SATURDAY: Founder of Cablevision Industries, Alan Gerry… Professor of education and liturgy at Gratz College for 42 years until retiring in 2017, Saul Philip Wachs… Columnist and senior national security reporter at The Cipher Brief, Walter Haskell Pincus… Emeritus professor of English at the University of Vermont and former chief of staff to Sen. Bernie Sanders, he is the co-author of Sanders’ political memoir, Stanley “Huck” Gutman… British journalist and fashion critic who serves as an editor for 25 international editions of Vogue online, Suzy Menkes… Retired justice of the Supreme Court of Florida, Barbara Pariente… Member of the New York State Assembly representing Lower Manhattan, Deborah J. Glick… Co-founder and a rabbi of Ohr HaTorah in Venice, Calif., Rabbi Mordecai Finley… Former director of the National Economic Council under both Presidents Clinton and Obama, Gene Sperling… Founder and chief investment officer at BlueStar Indexes which is now part of MV Index Solutions, Steven Schoenfeld… Founder of Ochstein Strategies, Jodi L. Ochstein… Activist against gun violence, Fred Guttenberg… British-Israeli security consultant, Walter Zvi Soriano… Member of the U.K. Parliament since 2005, former leader of the Labour Party, Edward Samuel Miliband… Professor of Internet law and computer science at Harvard, Jonathan Zittrain… Staff writer at The New Yorker since 2008, Evan Osnos… Chief communications officer at the Charles and Lynn Schusterman Family Foundation, Roben Kantor Smolar… Pianist, singer and composer, at 9 years old he became the youngest artist to have his own hour-long “National PBS Concert Special,” Ethan Jordan Bortnick… 

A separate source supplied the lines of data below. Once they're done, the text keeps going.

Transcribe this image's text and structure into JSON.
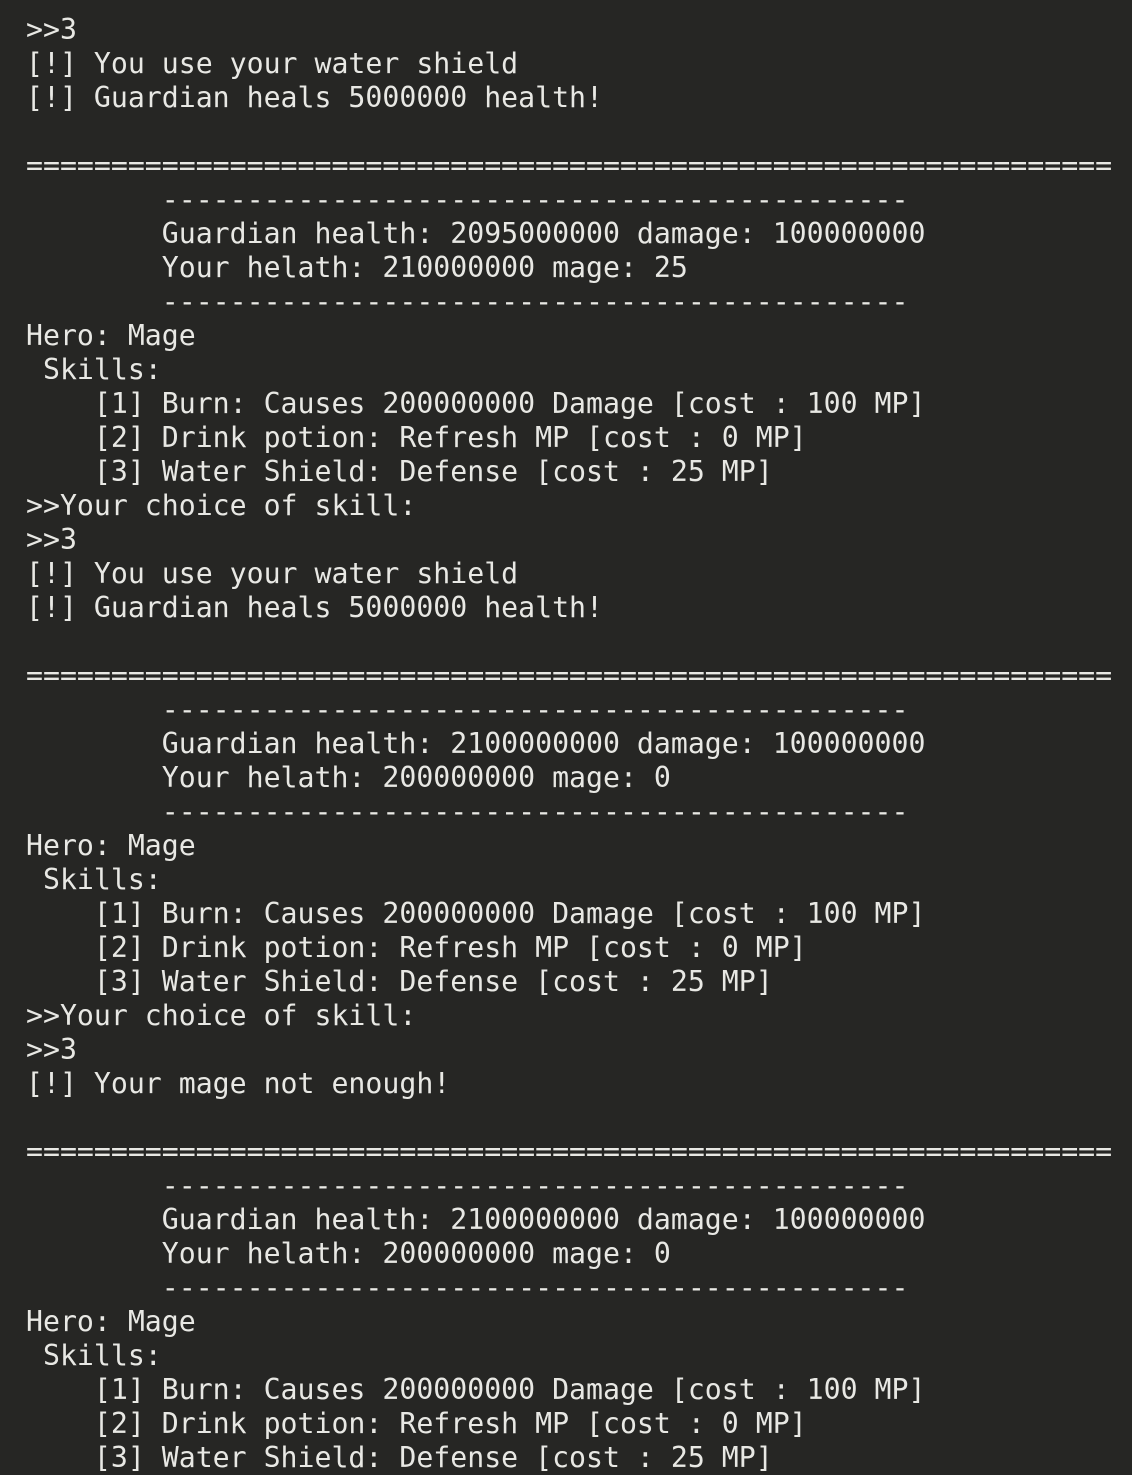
{
  "terminal": {
    "lines": [
      ">>3",
      "[!] You use your water shield",
      "[!] Guardian heals 5000000 health!",
      "",
      "================================================================",
      "        --------------------------------------------",
      "        Guardian health: 2095000000 damage: 100000000",
      "        Your helath: 210000000 mage: 25",
      "        --------------------------------------------",
      "Hero: Mage",
      " Skills:",
      "    [1] Burn: Causes 200000000 Damage [cost : 100 MP]",
      "    [2] Drink potion: Refresh MP [cost : 0 MP]",
      "    [3] Water Shield: Defense [cost : 25 MP]",
      ">>Your choice of skill:",
      ">>3",
      "[!] You use your water shield",
      "[!] Guardian heals 5000000 health!",
      "",
      "================================================================",
      "        --------------------------------------------",
      "        Guardian health: 2100000000 damage: 100000000",
      "        Your helath: 200000000 mage: 0",
      "        --------------------------------------------",
      "Hero: Mage",
      " Skills:",
      "    [1] Burn: Causes 200000000 Damage [cost : 100 MP]",
      "    [2] Drink potion: Refresh MP [cost : 0 MP]",
      "    [3] Water Shield: Defense [cost : 25 MP]",
      ">>Your choice of skill:",
      ">>3",
      "[!] Your mage not enough!",
      "",
      "================================================================",
      "        --------------------------------------------",
      "        Guardian health: 2100000000 damage: 100000000",
      "        Your helath: 200000000 mage: 0",
      "        --------------------------------------------",
      "Hero: Mage",
      " Skills:",
      "    [1] Burn: Causes 200000000 Damage [cost : 100 MP]",
      "    [2] Drink potion: Refresh MP [cost : 0 MP]",
      "    [3] Water Shield: Defense [cost : 25 MP]"
    ]
  },
  "colors": {
    "background": "#262624",
    "foreground": "#e8e8e4"
  }
}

SUNDAY: Sociologist, author, fellow at the Manhattan Institute and a contributing editor of City Journal, Kay Hymowitz… Israeli singer, songwriter, musician and painter, Yehuda Poliker… CEO of Whitebarn Associates and vice-chair of the board of The Ohio State University, Abigail Wexner… News editor at NBC News Digital, Hilary Leila Krieger… Writer-at-large at The BulwarkTim Miller… Attorney in the regulatory and government affairs group at global law firm DLA Piper, Irene Beren Jefferson Sherman… Board member at The America-Israel Friendship League, Daniella Rilov